Nightwing #4 review


The “Better Than Batman” arc has been one of the most exciting, consistently entertaining stories coming from of DC Comics in the past several months.  I’ve used the word “swashbuckling” to describe it a few times, and I still feel that’s accurate: it’s a grand adventure, serialized entertainment that hearkens back to the Silver Age of Cinema where heroes went on globe-trotting adventures at dangerous locales, each more exciting than the last.  Throw in some superheroics and genuinely compelling relationships and Nightwing has been a winner, through and through.

It’s sad, then, that the finale to such a great run is just… good.  And it is good, but it’s “just” good.

One of the main factors, I’ve no doubt, is the “Night of the Monster Men” crossover coming next month.  Don’t get me wrong, I think it sounds ridiculous and/or awesome, but considering Seeley has been playing a long game here it’s disappointing that he was rushed to wrap up in time for a different story altogether.  He can still play the long game, and there are certainly hints and seeds planted here that will no doubt be explored in the future, I just wish this arc hadn’t been wrapped up so neatly.

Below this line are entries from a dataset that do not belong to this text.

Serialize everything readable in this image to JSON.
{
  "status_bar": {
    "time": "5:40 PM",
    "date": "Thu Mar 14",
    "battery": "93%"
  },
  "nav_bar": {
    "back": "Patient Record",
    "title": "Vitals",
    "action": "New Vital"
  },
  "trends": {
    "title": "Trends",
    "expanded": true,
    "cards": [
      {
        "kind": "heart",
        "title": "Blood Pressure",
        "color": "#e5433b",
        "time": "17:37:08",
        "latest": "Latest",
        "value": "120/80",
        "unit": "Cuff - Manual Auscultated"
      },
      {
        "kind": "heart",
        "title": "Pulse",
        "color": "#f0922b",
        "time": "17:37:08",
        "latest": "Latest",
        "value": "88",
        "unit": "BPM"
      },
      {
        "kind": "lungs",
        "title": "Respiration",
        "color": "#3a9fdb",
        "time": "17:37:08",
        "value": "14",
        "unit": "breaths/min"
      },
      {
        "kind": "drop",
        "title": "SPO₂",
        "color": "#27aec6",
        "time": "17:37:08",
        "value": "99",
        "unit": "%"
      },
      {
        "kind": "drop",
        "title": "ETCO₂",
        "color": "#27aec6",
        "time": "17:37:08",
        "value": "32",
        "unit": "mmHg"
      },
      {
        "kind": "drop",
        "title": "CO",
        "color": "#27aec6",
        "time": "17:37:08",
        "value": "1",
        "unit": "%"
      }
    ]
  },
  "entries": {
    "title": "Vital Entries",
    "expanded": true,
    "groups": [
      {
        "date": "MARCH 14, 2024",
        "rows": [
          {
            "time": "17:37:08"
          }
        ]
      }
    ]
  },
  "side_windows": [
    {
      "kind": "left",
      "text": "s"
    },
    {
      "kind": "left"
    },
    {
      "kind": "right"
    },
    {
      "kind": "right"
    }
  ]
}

None of these reservations should be taken to say that this is a bad issue, because it is far from it: from the opening page, where Dr. Leviticus describes the Parliament’s archiving system that is akin to recording onto a vinyl record, the issue hits all the right beats to be enjoyable.

The main conflict in the issue, as evidenced by the cover, is an extended fight that Nightwing and Raptor have with Moloch, a member of the Parliament who is also a weird were-creature.  The battle is pretty entertaining, with some nice action from Fernández and Sotomayor, though it does peter out toward the end.


That’s kind of symptomatic of the issue as a whole, as everything that happens makes sense, but there isn’t much payoff to anything.  Even the bigger events are just… there, presented without much weight.  The whole thing feels like an extended montage rather than a standalone issue, with beats coming and going so as to finish existing stories at the cost of telling its own.

But really, I’m being too negative.  I had a good time reading this issue, and it at least serves its purpose.  The character work is spot on, and we even get some new hints at Raptor’s history and motivations, and there was a surprise cameo at the end that is sure to make any Grayson fan laugh out loud.


My personal favorite scene was a small one, but it spoke volumes: Dick and Raptor are in the labyrinth looking to free the captives the Parliament took back in the second issue.  Dick, obviously heartbroken at the condition the refugees are in, has had enough of peering into the abyss and decides he won’t go any further.  Instead of playing a part, he does what’s right for the oppressed and releases them.  It’s a powerful moment that speaks to Dick’s relentlessly heroic nature, one that makes reading insanity like fighting giant behemoths worthwhile.


There was one misstep at the end, in a scene between Dick and Bruce, and it rang a little hollow to me.  Dick acts a little too much the part of a petulant teenager, all but yelling at Bruce epitaphs like “I’m an adult and I can make my own decisions!”, and it came off as just a little too petty.  Granted, Seeley’s all about the long game and I know he’s more than capable, but right now it seems like a step back for Dick’s character.

Then again, it could just be part of Dick’s play that Bruce is totally in on, so we’ll see.  Besides that, the issue is good, just not as great as the rest of the series to this point.

Recommended if:

  • You love Nightwing.
  • You’re intrigued by Raptor.
  • You like fights with large, shape-shifting owl… things.
  • You’ve been waiting to see the Parliament of Owls be taken down, even as an afterthought.

Overall: Good, not great.  Everything works in context, even if it plays out more like a montage than anything, with plot points and beats coming and going rather than being fleshed out with a lot of substance.  Problems with structure aside, it’s still full of what makes Nightwing great, and barring a misstep or two I still had a good time.

SCORE: 7/10